→ Required action
Every record below should be printed exactly as given.

[Data shown]

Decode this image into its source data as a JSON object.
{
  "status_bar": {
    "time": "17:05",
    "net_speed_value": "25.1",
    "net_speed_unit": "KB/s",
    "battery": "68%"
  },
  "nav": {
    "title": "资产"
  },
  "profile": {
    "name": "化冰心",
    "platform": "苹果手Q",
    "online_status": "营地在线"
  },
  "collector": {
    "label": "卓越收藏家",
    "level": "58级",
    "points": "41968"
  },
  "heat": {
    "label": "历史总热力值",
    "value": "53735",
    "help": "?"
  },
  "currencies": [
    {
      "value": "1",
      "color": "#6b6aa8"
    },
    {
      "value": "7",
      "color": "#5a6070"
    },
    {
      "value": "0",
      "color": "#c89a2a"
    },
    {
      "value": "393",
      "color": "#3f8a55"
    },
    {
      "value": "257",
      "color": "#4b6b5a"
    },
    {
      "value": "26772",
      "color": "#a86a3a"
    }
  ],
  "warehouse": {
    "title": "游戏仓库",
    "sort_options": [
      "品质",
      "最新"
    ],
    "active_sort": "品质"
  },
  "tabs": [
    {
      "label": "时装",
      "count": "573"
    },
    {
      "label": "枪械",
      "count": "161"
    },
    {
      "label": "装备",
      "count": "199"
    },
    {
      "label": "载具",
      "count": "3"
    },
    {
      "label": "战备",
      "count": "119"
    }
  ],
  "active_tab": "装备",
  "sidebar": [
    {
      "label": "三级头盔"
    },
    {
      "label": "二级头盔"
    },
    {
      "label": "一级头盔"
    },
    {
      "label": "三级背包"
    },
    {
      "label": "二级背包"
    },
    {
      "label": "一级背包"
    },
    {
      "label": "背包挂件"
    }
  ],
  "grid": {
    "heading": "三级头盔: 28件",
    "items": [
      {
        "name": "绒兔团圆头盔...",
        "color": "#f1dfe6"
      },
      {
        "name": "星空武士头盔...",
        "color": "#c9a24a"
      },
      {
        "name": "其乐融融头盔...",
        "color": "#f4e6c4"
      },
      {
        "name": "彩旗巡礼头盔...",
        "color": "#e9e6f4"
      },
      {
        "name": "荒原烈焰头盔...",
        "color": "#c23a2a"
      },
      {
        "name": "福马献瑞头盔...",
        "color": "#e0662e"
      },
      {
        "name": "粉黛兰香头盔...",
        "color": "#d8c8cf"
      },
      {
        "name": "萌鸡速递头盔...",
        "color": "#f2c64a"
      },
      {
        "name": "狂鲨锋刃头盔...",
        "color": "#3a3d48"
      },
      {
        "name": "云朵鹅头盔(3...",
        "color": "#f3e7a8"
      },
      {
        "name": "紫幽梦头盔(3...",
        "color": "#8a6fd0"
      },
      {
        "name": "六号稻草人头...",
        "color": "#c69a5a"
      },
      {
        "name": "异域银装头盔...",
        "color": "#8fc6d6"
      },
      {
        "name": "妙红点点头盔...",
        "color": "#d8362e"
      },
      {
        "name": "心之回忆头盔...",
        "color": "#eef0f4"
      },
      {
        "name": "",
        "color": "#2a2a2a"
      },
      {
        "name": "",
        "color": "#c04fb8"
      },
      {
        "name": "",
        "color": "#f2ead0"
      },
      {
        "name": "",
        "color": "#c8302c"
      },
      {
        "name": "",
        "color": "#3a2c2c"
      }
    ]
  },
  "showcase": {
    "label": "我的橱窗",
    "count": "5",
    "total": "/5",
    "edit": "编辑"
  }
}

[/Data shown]

→ Task response
Decode this image into its source data as a JSON object.
{
  "status_bar": {
    "time": "17:05",
    "net_speed_value": "25.1",
    "net_speed_unit": "KB/s",
    "battery": "68%"
  },
  "nav": {
    "title": "资产"
  },
  "profile": {
    "name": "化冰心",
    "platform": "苹果手Q",
    "online_status": "营地在线"
  },
  "collector": {
    "label": "卓越收藏家",
    "level": "58级",
    "points": "41968"
  },
  "heat": {
    "label": "历史总热力值",
    "value": "53735",
    "help": "?"
  },
  "currencies": [
    {
      "value": "1",
      "color": "#6b6aa8"
    },
    {
      "value": "7",
      "color": "#5a6070"
    },
    {
      "value": "0",
      "color": "#c89a2a"
    },
    {
      "value": "393",
      "color": "#3f8a55"
    },
    {
      "value": "257",
      "color": "#4b6b5a"
    },
    {
      "value": "26772",
      "color": "#a86a3a"
    }
  ],
  "warehouse": {
    "title": "游戏仓库",
    "sort_options": [
      "品质",
      "最新"
    ],
    "active_sort": "品质"
  },
  "tabs": [
    {
      "label": "时装",
      "count": "573"
    },
    {
      "label": "枪械",
      "count": "161"
    },
    {
      "label": "装备",
      "count": "199"
    },
    {
      "label": "载具",
      "count": "3"
    },
    {
      "label": "战备",
      "count": "119"
    }
  ],
  "active_tab": "装备",
  "sidebar": [
    {
      "label": "三级头盔"
    },
    {
      "label": "二级头盔"
    },
    {
      "label": "一级头盔"
    },
    {
      "label": "三级背包"
    },
    {
      "label": "二级背包"
    },
    {
      "label": "一级背包"
    },
    {
      "label": "背包挂件"
    }
  ],
  "grid": {
    "heading": "三级头盔: 28件",
    "items": [
      {
        "name": "绒兔团圆头盔...",
        "color": "#f1dfe6"
      },
      {
        "name": "星空武士头盔...",
        "color": "#c9a24a"
      },
      {
        "name": "其乐融融头盔...",
        "color": "#f4e6c4"
      },
      {
        "name": "彩旗巡礼头盔...",
        "color": "#e9e6f4"
      },
      {
        "name": "荒原烈焰头盔...",
        "color": "#c23a2a"
      },
      {
        "name": "福马献瑞头盔...",
        "color": "#e0662e"
      },
      {
        "name": "粉黛兰香头盔...",
        "color": "#d8c8cf"
      },
      {
        "name": "萌鸡速递头盔...",
        "color": "#f2c64a"
      },
      {
        "name": "狂鲨锋刃头盔...",
        "color": "#3a3d48"
      },
      {
        "name": "云朵鹅头盔(3...",
        "color": "#f3e7a8"
      },
      {
        "name": "紫幽梦头盔(3...",
        "color": "#8a6fd0"
      },
      {
        "name": "六号稻草人头...",
        "color": "#c69a5a"
      },
      {
        "name": "异域银装头盔...",
        "color": "#8fc6d6"
      },
      {
        "name": "妙红点点头盔...",
        "color": "#d8362e"
      },
      {
        "name": "心之回忆头盔...",
        "color": "#eef0f4"
      },
      {
        "name": "",
        "color": "#2a2a2a"
      },
      {
        "name": "",
        "color": "#c04fb8"
      },
      {
        "name": "",
        "color": "#f2ead0"
      },
      {
        "name": "",
        "color": "#c8302c"
      },
      {
        "name": "",
        "color": "#3a2c2c"
      }
    ]
  },
  "showcase": {
    "label": "我的橱窗",
    "count": "5",
    "total": "/5",
    "edit": "编辑"
  }
}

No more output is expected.